** Problem statement **
The lines of the records that include "name" should all be copied.

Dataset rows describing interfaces
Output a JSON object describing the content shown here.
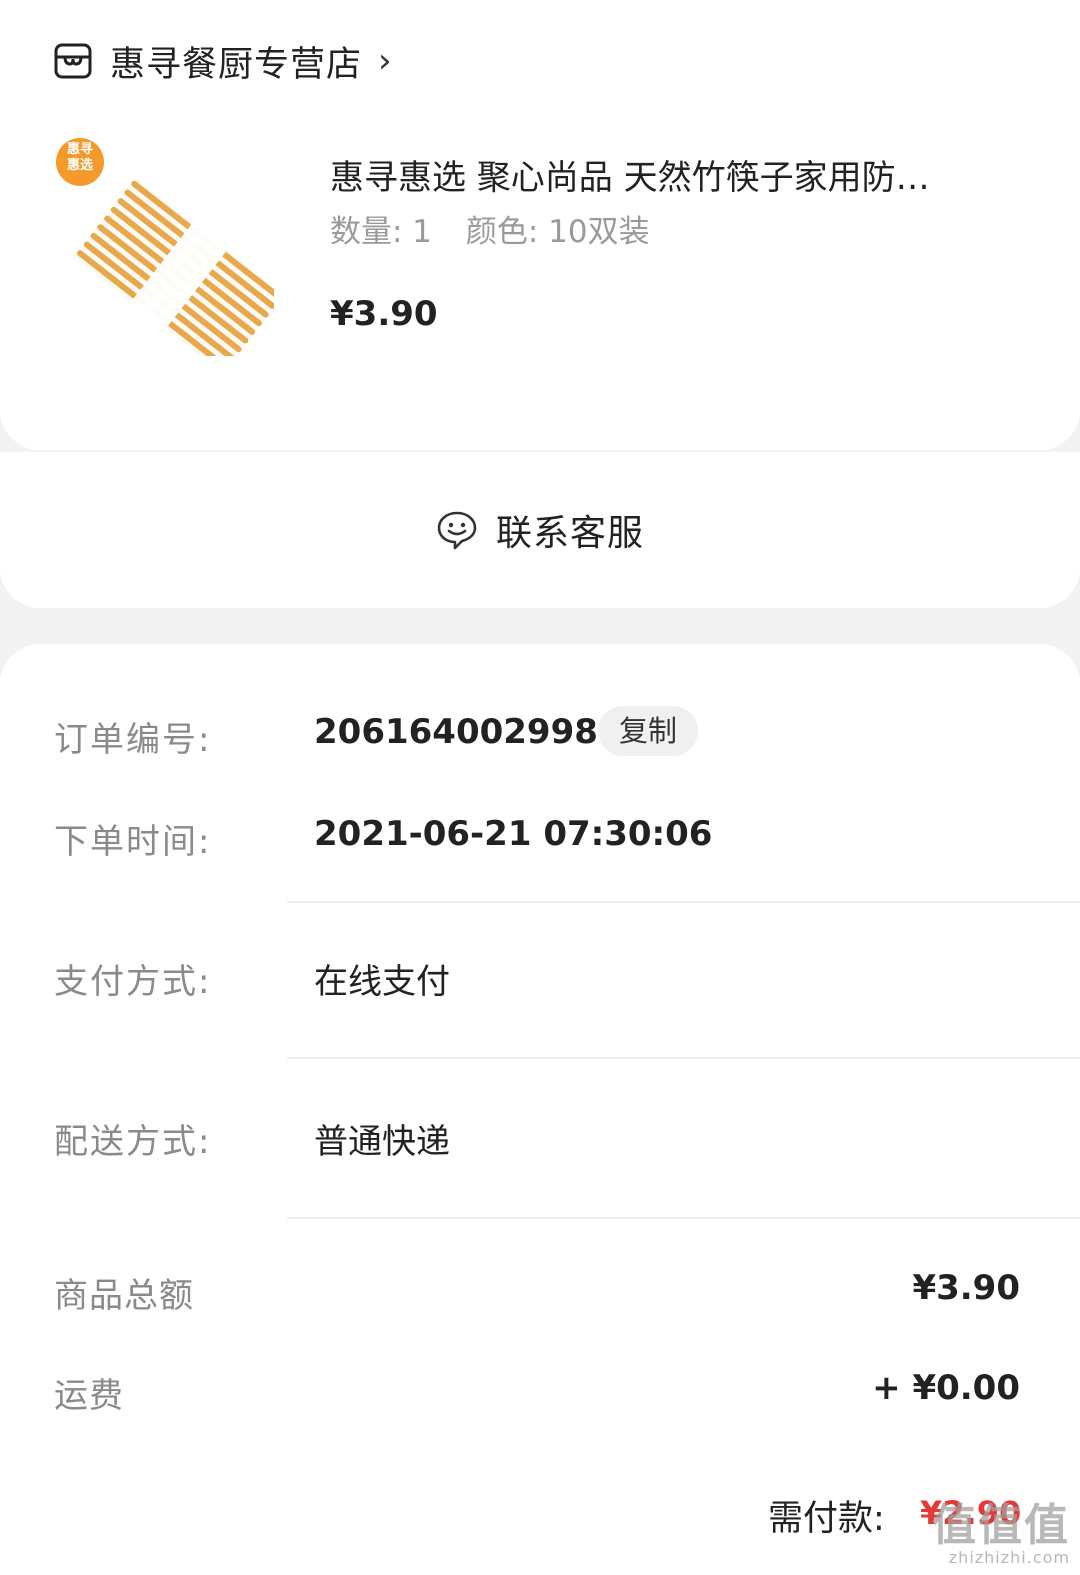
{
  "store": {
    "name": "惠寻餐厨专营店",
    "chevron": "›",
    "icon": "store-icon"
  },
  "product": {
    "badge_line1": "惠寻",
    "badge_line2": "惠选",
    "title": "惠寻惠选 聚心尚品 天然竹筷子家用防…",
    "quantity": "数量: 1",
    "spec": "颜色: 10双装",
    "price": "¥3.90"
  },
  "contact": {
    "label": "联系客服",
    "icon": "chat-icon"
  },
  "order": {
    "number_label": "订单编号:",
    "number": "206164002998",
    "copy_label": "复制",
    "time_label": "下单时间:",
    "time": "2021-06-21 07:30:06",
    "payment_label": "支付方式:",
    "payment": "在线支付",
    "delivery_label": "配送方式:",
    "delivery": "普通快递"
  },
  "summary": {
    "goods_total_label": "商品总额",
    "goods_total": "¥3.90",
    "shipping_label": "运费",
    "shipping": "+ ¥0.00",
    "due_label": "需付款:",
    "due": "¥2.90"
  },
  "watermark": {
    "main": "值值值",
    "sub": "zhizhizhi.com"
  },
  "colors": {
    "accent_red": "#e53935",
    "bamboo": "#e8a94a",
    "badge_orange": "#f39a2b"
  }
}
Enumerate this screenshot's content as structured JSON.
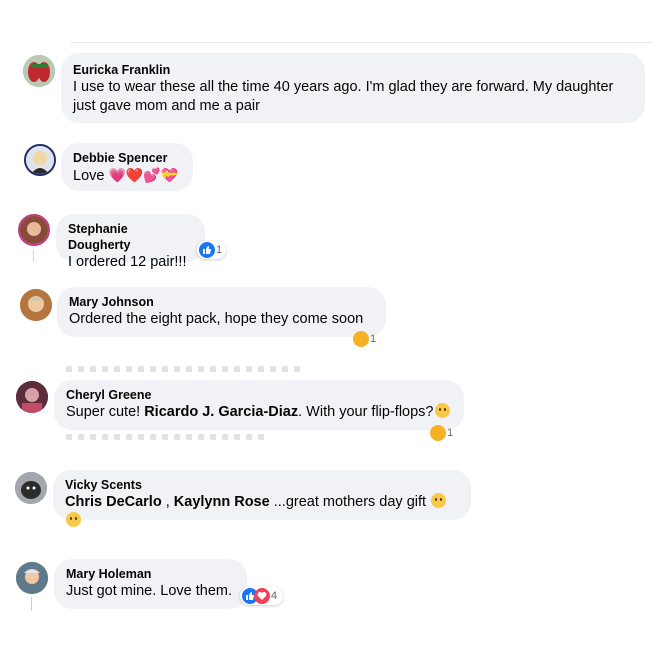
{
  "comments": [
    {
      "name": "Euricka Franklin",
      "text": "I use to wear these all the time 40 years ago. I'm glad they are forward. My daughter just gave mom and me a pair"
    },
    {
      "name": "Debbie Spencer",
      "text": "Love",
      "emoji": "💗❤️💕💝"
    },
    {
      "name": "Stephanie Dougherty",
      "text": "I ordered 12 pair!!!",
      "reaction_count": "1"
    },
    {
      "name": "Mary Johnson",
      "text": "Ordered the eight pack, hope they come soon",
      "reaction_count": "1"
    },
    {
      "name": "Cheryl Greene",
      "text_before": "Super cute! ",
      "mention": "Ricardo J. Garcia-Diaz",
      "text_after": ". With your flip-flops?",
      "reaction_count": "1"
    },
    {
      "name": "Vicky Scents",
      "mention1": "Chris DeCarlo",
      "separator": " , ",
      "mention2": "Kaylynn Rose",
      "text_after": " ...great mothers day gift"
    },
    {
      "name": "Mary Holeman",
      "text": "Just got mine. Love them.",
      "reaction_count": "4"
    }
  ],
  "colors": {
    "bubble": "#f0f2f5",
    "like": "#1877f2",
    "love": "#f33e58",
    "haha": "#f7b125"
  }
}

** Answer space **
    "name": "惠寻餐厨专营店",
      "name": "Euricka Franklin",
      "name": "Debbie Spencer",
      "name": "Stephanie Dougherty",
      "name": "Mary Johnson",
      "name": "Cheryl Greene",
      "name": "Vicky Scents",
      "name": "Mary Holeman",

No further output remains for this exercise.